Scientists think that there are several reasons why humans have eyebrows. One of the most important is to help keep moisture and debris out of our eyes. Eyebrow hairs grow outward toward the sides of the face, and that helps wick moisture away from the eyes. Eyebrows are also crucial for facial expressions and communicating subtle emotions. For example, a raised eyebrow can express skepticism or interest, and two raised eyebrows can communicate surprise.
In 2015, scientists found a significant link between specific genes and eyebrow appearance. Four genes affect eyebrow texture, one gene determines eyebrow shape, and five genes affect eyebrow hair color.
Some eyebrow-raising facts:
- Some medical conditions such as alopecia can cause eyebrow hair to fall out. An underactive thyroid can cause eyebrows to thin, and lupus may also make that hair fall out.
- Years of waxing or tweezing eyebrows can permanently affect their softly arching shape. Injuries to the skin near your eyebrows can also impede hair growth or alter eyebrow shape.
- Eyebrows may turn gray before or after the hair on a person's head.
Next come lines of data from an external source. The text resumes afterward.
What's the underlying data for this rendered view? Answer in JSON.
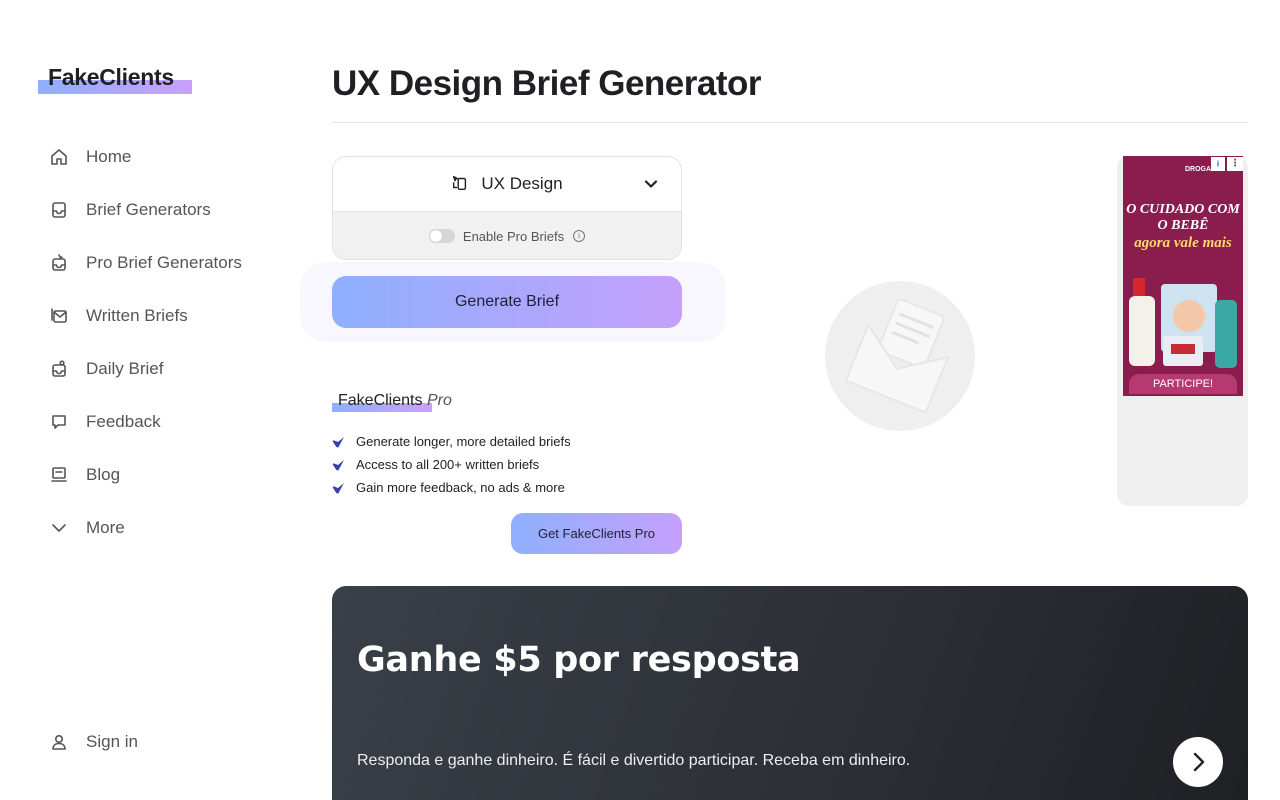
{
  "sidebar": {
    "logo": "FakeClients",
    "items": [
      {
        "label": "Home",
        "icon": "home-icon"
      },
      {
        "label": "Brief Generators",
        "icon": "inbox-icon"
      },
      {
        "label": "Pro Brief Generators",
        "icon": "pro-inbox-icon"
      },
      {
        "label": "Written Briefs",
        "icon": "mail-stack-icon"
      },
      {
        "label": "Daily Brief",
        "icon": "daily-inbox-icon"
      },
      {
        "label": "Feedback",
        "icon": "chat-icon"
      },
      {
        "label": "Blog",
        "icon": "blog-icon"
      },
      {
        "label": "More",
        "icon": "chevron-down-icon"
      }
    ],
    "signin": {
      "label": "Sign in",
      "icon": "user-icon"
    }
  },
  "main": {
    "title": "UX Design Brief Generator",
    "selector": {
      "value": "UX Design",
      "icon": "ux-design-icon"
    },
    "pro_toggle": {
      "label": "Enable Pro Briefs",
      "enabled": false
    },
    "generate_button": "Generate Brief"
  },
  "pro": {
    "brand": "FakeClients",
    "brand_suffix": "Pro",
    "features": [
      "Generate longer, more detailed briefs",
      "Access to all 200+ written briefs",
      "Gain more feedback, no ads & more"
    ],
    "cta": "Get FakeClients Pro"
  },
  "ad": {
    "brand": "DROGASIL",
    "headline": "O CUIDADO COM O BEBÊ",
    "subline": "agora vale mais",
    "cta": "PARTICIPE!",
    "info": "i",
    "more": "⋮"
  },
  "banner": {
    "title": "Ganhe $5 por resposta",
    "text": "Responda e ganhe dinheiro. É fácil e divertido participar. Receba em dinheiro."
  },
  "colors": {
    "accent_start": "#8fb0ff",
    "accent_end": "#c4a0fb",
    "banner_bg": "#2b2e34",
    "ad_bg": "#8a1d4e",
    "check": "#3a3fb0"
  }
}
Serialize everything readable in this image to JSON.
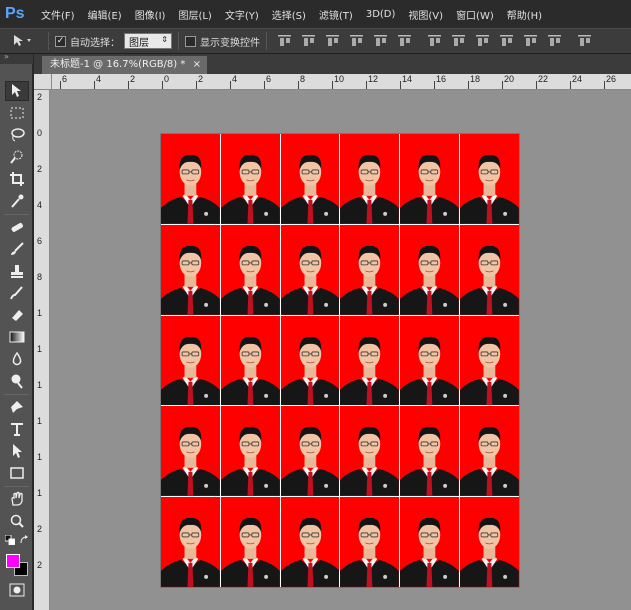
{
  "app": {
    "logo_text": "Ps"
  },
  "menu": [
    "文件(F)",
    "编辑(E)",
    "图像(I)",
    "图层(L)",
    "文字(Y)",
    "选择(S)",
    "滤镜(T)",
    "3D(D)",
    "视图(V)",
    "窗口(W)",
    "帮助(H)"
  ],
  "options": {
    "auto_select_checked": true,
    "auto_select_label": "自动选择：",
    "auto_select_value": "图层",
    "show_transform_checked": false,
    "show_transform_label": "显示变换控件"
  },
  "panel_collapse_label": "»",
  "document": {
    "tab_title": "未标题-1 @ 16.7%(RGB/8) *",
    "tab_close": "×",
    "rows": 5,
    "cols": 6
  },
  "rulers": {
    "top": [
      "6",
      "4",
      "2",
      "0",
      "2",
      "4",
      "6",
      "8",
      "10",
      "12",
      "14",
      "16",
      "18",
      "20",
      "22",
      "24",
      "26"
    ],
    "left": [
      "2",
      "0",
      "2",
      "4",
      "6",
      "8",
      "1",
      "1",
      "1",
      "1",
      "1",
      "1",
      "2",
      "2"
    ]
  },
  "colors": {
    "foreground": "#ff00ff",
    "background": "#000000",
    "photo_background": "#ff0000"
  },
  "tools": [
    "move-tool",
    "marquee-tool",
    "lasso-tool",
    "quick-selection-tool",
    "crop-tool",
    "eyedropper-tool",
    "healing-brush-tool",
    "brush-tool",
    "clone-stamp-tool",
    "history-brush-tool",
    "eraser-tool",
    "gradient-tool",
    "blur-tool",
    "dodge-tool",
    "pen-tool",
    "type-tool",
    "path-selection-tool",
    "shape-tool",
    "hand-tool",
    "zoom-tool"
  ]
}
This may be because they have a different texture and structure than the hair on the head.